Nintendo approached open-source project repository GitHub and asked it to shut down a popular Game Boy Advance emulator being hosted on the site. The emulator in question is browser-based, and does not require users to supply their own game ROM files in order to play. This means that the emulator is being bundled with illegitimate copies of Nintendo's software, constituting copyright infringement. Nintendo has chosen not to pursue immediate legal action as it did in the recent case of LoveROMS, and instead simply wants the emulator taken down. It should be noted that the code used to make the emulator run is fully visible on GitHub and is under a free and open-source license, meaning that there are bound to be forks and copies of the project for Nintendo to contend with.
For the uninitiated, an emulator program made to run console and handheld games on a computer, smartphone or other device is not illegal or infringing in and of itself. The game software and the system BIOS files of the emulated consoles are covered under copyright law, and thus must legally be supplied by users. Hosting ROMs on a website with a clearly stated rule set that dictates they only be used for backup and archival purposes, meanwhile is a legal gray area. This emulator bundles everything you need to play in a browser-based package that's not meant for end users to download, which means that the ROMs logically cannot be for archival or backup purposes, and are meant for immediate, short-form play, a clear violation of relevant laws.
This disparity of law is why big emulation sites like EmuParadise can continue to stay open, though game companies do very often file DMCA takedown notices against those sites as well. Creators of emulators are almost always within their legal rights, but bundling the games or BIOS files with the emulator can be construed as illegal even when they're for download and not immediate play. To put it as straightforward as possible, in almost all cases, if you own a game and a console, you're legally allowed to play that game in an emulator, and under no other circumstances. It should be noted that the terms of service for some games and consoles disallows even this, and in those cases, the makers of those games and consoles can go after sites and uploaders in a lawsuit, even though no criminal charges can be pursued.
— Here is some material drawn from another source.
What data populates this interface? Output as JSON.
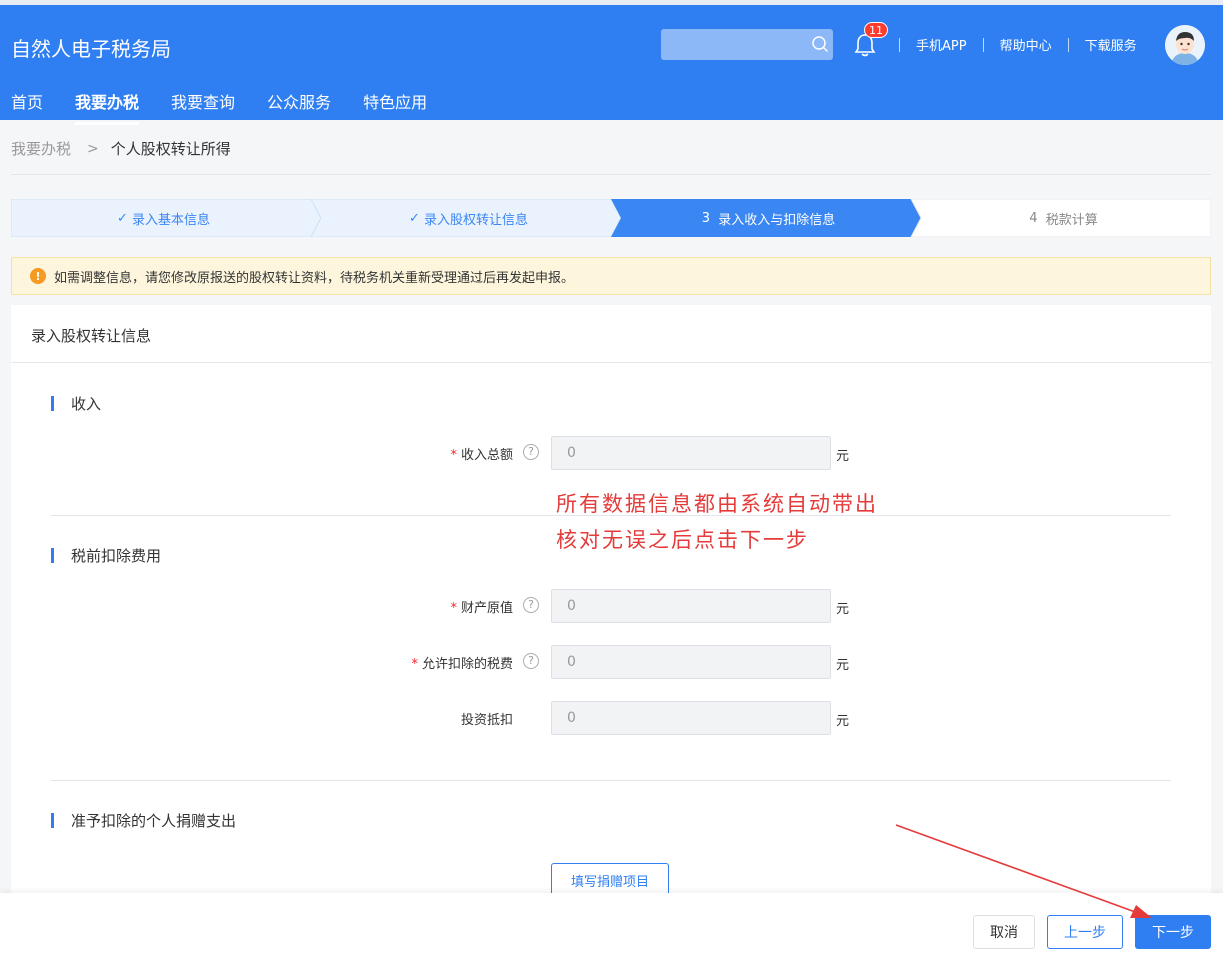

Nintendo is no stranger to such enforcement, and often come down hard on fan creations and derivative works as well.